• _Exercise description_:
For this exercise, copy each line of the records that contains the word "original".

Start of Block

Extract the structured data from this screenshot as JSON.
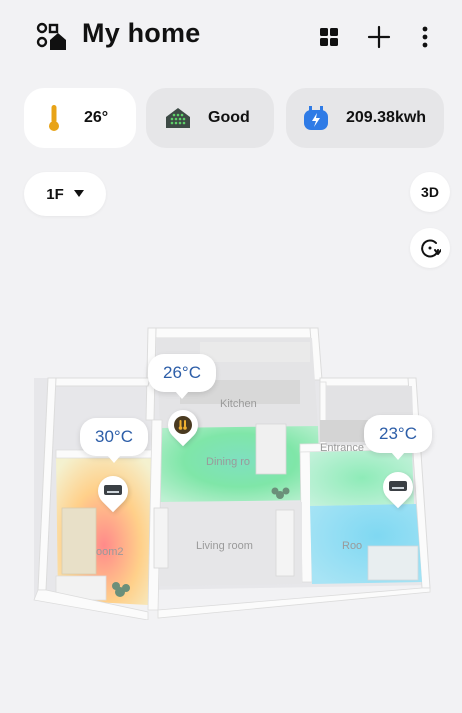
{
  "header": {
    "title": "My home"
  },
  "status_chips": [
    {
      "label": "26°",
      "icon": "thermometer-icon"
    },
    {
      "label": "Good",
      "icon": "air-quality-icon"
    },
    {
      "label": "209.38kwh",
      "icon": "energy-icon"
    }
  ],
  "floor_selector": {
    "value": "1F"
  },
  "view_toggle": {
    "label": "3D"
  },
  "floorplan": {
    "rooms": {
      "kitchen": "Kitchen",
      "dining": "Dining ro",
      "entrance": "Entrance",
      "living": "Living room",
      "room2": "oom2",
      "room3": "Roo"
    },
    "sensors": [
      {
        "temp": "26°C"
      },
      {
        "temp": "30°C"
      },
      {
        "temp": "23°C"
      }
    ]
  },
  "colors": {
    "accent": "#2d5ea8",
    "energy": "#2f7be6",
    "thermo": "#e8a317"
  }
}
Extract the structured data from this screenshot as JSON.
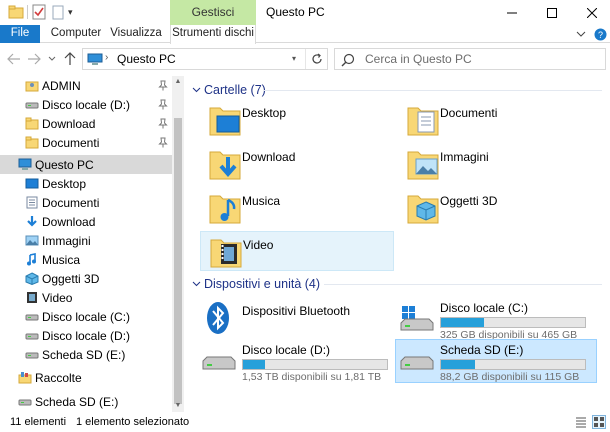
{
  "titlebar": {
    "contextual_group": "Gestisci",
    "title": "Questo PC",
    "qa_dropdown_glyph": "▾"
  },
  "ribbon": {
    "tabs": [
      {
        "label": "File"
      },
      {
        "label": "Computer"
      },
      {
        "label": "Visualizza"
      },
      {
        "label": "Strumenti dischi"
      }
    ]
  },
  "address": {
    "path_separator": "›",
    "path": "Questo PC",
    "dropdown_glyph": "▾",
    "search_placeholder": "Cerca in Questo PC"
  },
  "navpane": {
    "quick_access": [
      {
        "label": "ADMIN",
        "icon": "user-folder-icon",
        "pinned": true
      },
      {
        "label": "Disco locale (D:)",
        "icon": "drive-icon",
        "pinned": true
      },
      {
        "label": "Download",
        "icon": "folder-icon",
        "pinned": true
      },
      {
        "label": "Documenti",
        "icon": "folder-icon",
        "pinned": true
      }
    ],
    "this_pc": {
      "label": "Questo PC",
      "icon": "computer-icon"
    },
    "this_pc_children": [
      {
        "label": "Desktop",
        "icon": "desktop-folder-icon"
      },
      {
        "label": "Documenti",
        "icon": "documents-folder-icon"
      },
      {
        "label": "Download",
        "icon": "download-folder-icon"
      },
      {
        "label": "Immagini",
        "icon": "pictures-folder-icon"
      },
      {
        "label": "Musica",
        "icon": "music-folder-icon"
      },
      {
        "label": "Oggetti 3D",
        "icon": "objects-3d-icon"
      },
      {
        "label": "Video",
        "icon": "video-folder-icon"
      },
      {
        "label": "Disco locale (C:)",
        "icon": "drive-icon"
      },
      {
        "label": "Disco locale (D:)",
        "icon": "drive-icon"
      },
      {
        "label": "Scheda SD (E:)",
        "icon": "drive-icon"
      }
    ],
    "raccolte": {
      "label": "Raccolte",
      "icon": "libraries-icon"
    },
    "sd_card": {
      "label": "Scheda SD (E:)",
      "icon": "drive-icon"
    }
  },
  "content": {
    "folders_header": "Cartelle (7)",
    "folders": [
      {
        "label": "Desktop",
        "icon": "desktop-folder-icon"
      },
      {
        "label": "Documenti",
        "icon": "documents-folder-icon"
      },
      {
        "label": "Download",
        "icon": "download-folder-icon"
      },
      {
        "label": "Immagini",
        "icon": "pictures-folder-icon"
      },
      {
        "label": "Musica",
        "icon": "music-folder-icon"
      },
      {
        "label": "Oggetti 3D",
        "icon": "objects-3d-icon"
      },
      {
        "label": "Video",
        "icon": "video-folder-icon",
        "selected": true
      }
    ],
    "devices_header": "Dispositivi e unità (4)",
    "devices": [
      {
        "label": "Dispositivi Bluetooth",
        "icon": "bluetooth-icon"
      },
      {
        "label": "Disco locale (C:)",
        "icon": "windows-drive-icon",
        "free": "325 GB disponibili su 465 GB",
        "used_fraction": 0.3,
        "selected": false
      },
      {
        "label": "Disco locale (D:)",
        "icon": "drive-icon",
        "free": "1,53 TB disponibili su 1,81 TB",
        "used_fraction": 0.155,
        "selected": false
      },
      {
        "label": "Scheda SD (E:)",
        "icon": "drive-icon",
        "free": "88,2 GB disponibili su 115 GB",
        "used_fraction": 0.233,
        "selected": true
      }
    ]
  },
  "statusbar": {
    "count": "11 elementi",
    "selection": "1 elemento selezionato"
  },
  "colors": {
    "accent": "#1979ca",
    "group_header": "#1e3287",
    "drive_bar": "#26a0da",
    "selection": "#cce8ff",
    "contextual_tab": "#c5e8a4",
    "folder": "#f8d775"
  }
}
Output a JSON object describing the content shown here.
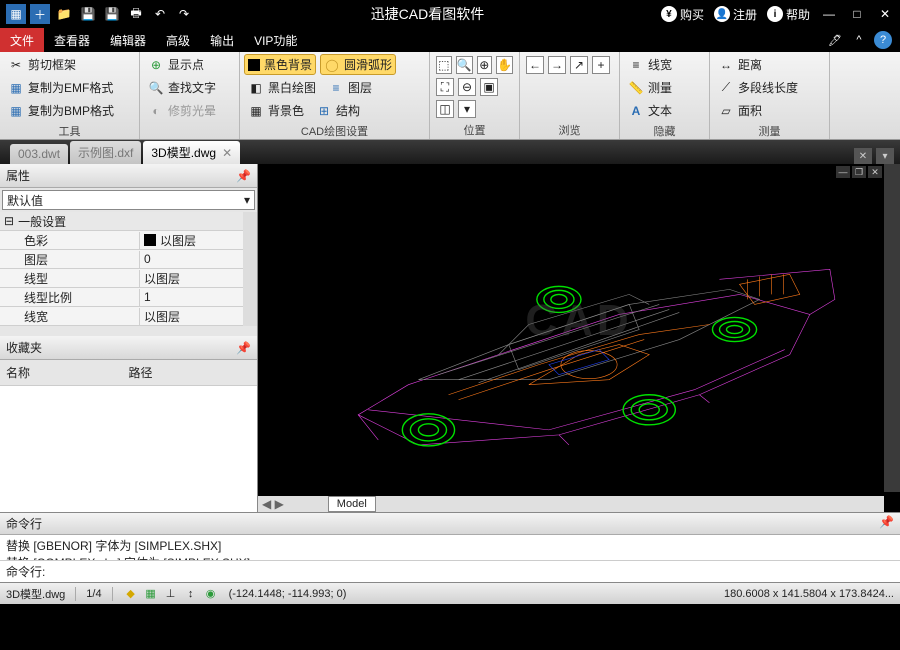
{
  "title": "迅捷CAD看图软件",
  "titlebar": {
    "buy": "购买",
    "register": "注册",
    "help": "帮助"
  },
  "menu": {
    "tabs": [
      "文件",
      "查看器",
      "编辑器",
      "高级",
      "输出",
      "VIP功能"
    ],
    "active": 0
  },
  "ribbon": {
    "groups": {
      "tools": {
        "label": "工具",
        "clip": "剪切框架",
        "emf": "复制为EMF格式",
        "bmp": "复制为BMP格式"
      },
      "find": {
        "show_points": "显示点",
        "find_text": "查找文字",
        "edit_halo": "修剪光晕"
      },
      "cad": {
        "label": "CAD绘图设置",
        "black_bg": "黑色背景",
        "bw": "黑白绘图",
        "bgcolor": "背景色",
        "arc": "圆滑弧形",
        "layers": "图层",
        "struct": "结构"
      },
      "pos": {
        "label": "位置"
      },
      "browse": {
        "label": "浏览"
      },
      "hide": {
        "label": "隐藏",
        "linew": "线宽",
        "measure": "测量",
        "text": "文本"
      },
      "meas": {
        "label": "测量",
        "dist": "距离",
        "polylen": "多段线长度",
        "area": "面积"
      }
    }
  },
  "doctabs": {
    "items": [
      "003.dwt",
      "示例图.dxf",
      "3D模型.dwg"
    ],
    "active": 2
  },
  "props": {
    "title": "属性",
    "default": "默认值",
    "cat1": "一般设置",
    "rows": [
      {
        "k": "色彩",
        "v": "以图层",
        "swatch": true
      },
      {
        "k": "图层",
        "v": "0"
      },
      {
        "k": "线型",
        "v": "以图层"
      },
      {
        "k": "线型比例",
        "v": "1"
      },
      {
        "k": "线宽",
        "v": "以图层"
      }
    ],
    "fav_title": "收藏夹",
    "fav_name": "名称",
    "fav_path": "路径"
  },
  "viewport": {
    "model_tab": "Model",
    "watermark": "CAD"
  },
  "cmd": {
    "title": "命令行",
    "lines": [
      "替换 [GBENOR] 字体为 [SIMPLEX.SHX]",
      "替换 [COMPLEX.shx] 字体为 [SIMPLEX.SHX]"
    ],
    "prompt": "命令行:"
  },
  "status": {
    "file": "3D模型.dwg",
    "frac": "1/4",
    "coords": "(-124.1448; -114.993; 0)",
    "right": "180.6008 x 141.5804 x 173.8424..."
  }
}
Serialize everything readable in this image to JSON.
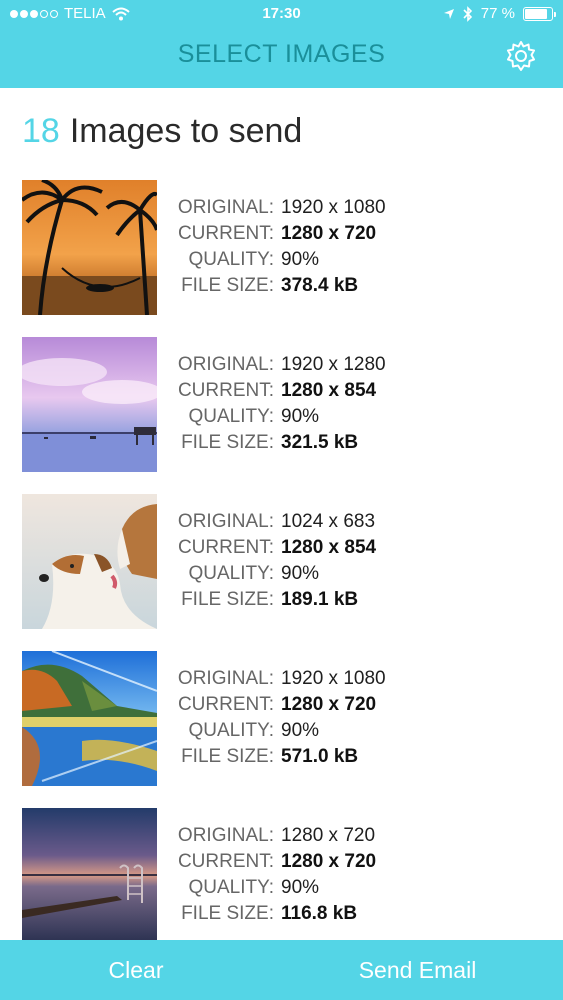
{
  "status_bar": {
    "carrier": "TELIA",
    "time": "17:30",
    "battery_text": "77 %",
    "battery_level": 0.77
  },
  "nav": {
    "title": "SELECT IMAGES",
    "settings_icon": "gear-icon"
  },
  "heading": {
    "count": "18",
    "text": "Images to send"
  },
  "labels": {
    "original": "ORIGINAL:",
    "current": "CURRENT:",
    "quality": "QUALITY:",
    "file_size": "FILE SIZE:"
  },
  "images": [
    {
      "thumbnail": "sunset-hammock-palms",
      "original": "1920 x 1080",
      "current": "1280 x 720",
      "quality": "90%",
      "file_size": "378.4 kB"
    },
    {
      "thumbnail": "purple-sky-lake-pier",
      "original": "1920 x 1280",
      "current": "1280 x 854",
      "quality": "90%",
      "file_size": "321.5 kB"
    },
    {
      "thumbnail": "two-dogs-nuzzling",
      "original": "1024 x 683",
      "current": "1280 x 854",
      "quality": "90%",
      "file_size": "189.1 kB"
    },
    {
      "thumbnail": "mountain-lake-reflection",
      "original": "1920 x 1080",
      "current": "1280 x 720",
      "quality": "90%",
      "file_size": "571.0 kB"
    },
    {
      "thumbnail": "dusk-lake-ladder",
      "original": "1280 x 720",
      "current": "1280 x 720",
      "quality": "90%",
      "file_size": "116.8 kB"
    }
  ],
  "bottom_bar": {
    "clear_label": "Clear",
    "send_label": "Send Email"
  },
  "colors": {
    "accent": "#54d5e6",
    "title_text": "#1a8f9a"
  }
}
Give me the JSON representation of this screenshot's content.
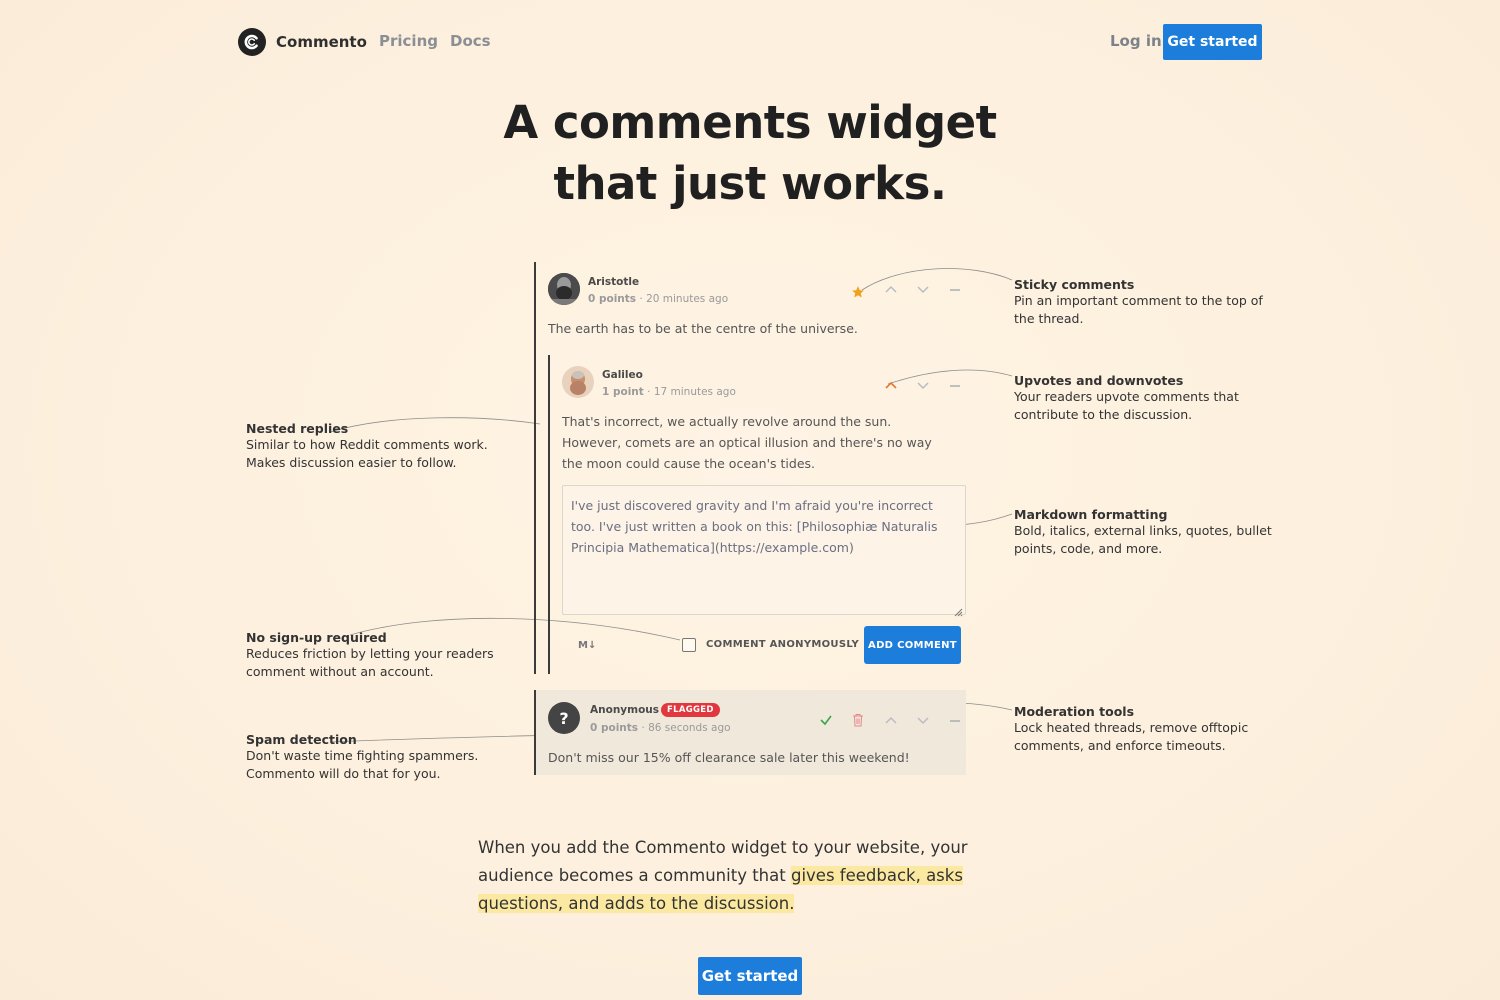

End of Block

• _Solution to this problem_:
    "original": "ORIGINAL:",
      "original": "1920 x 1080",
      "original": "1920 x 1280",
      "original": "1024 x 683",
      "original": "1920 x 1080",
      "original": "1280 x 720",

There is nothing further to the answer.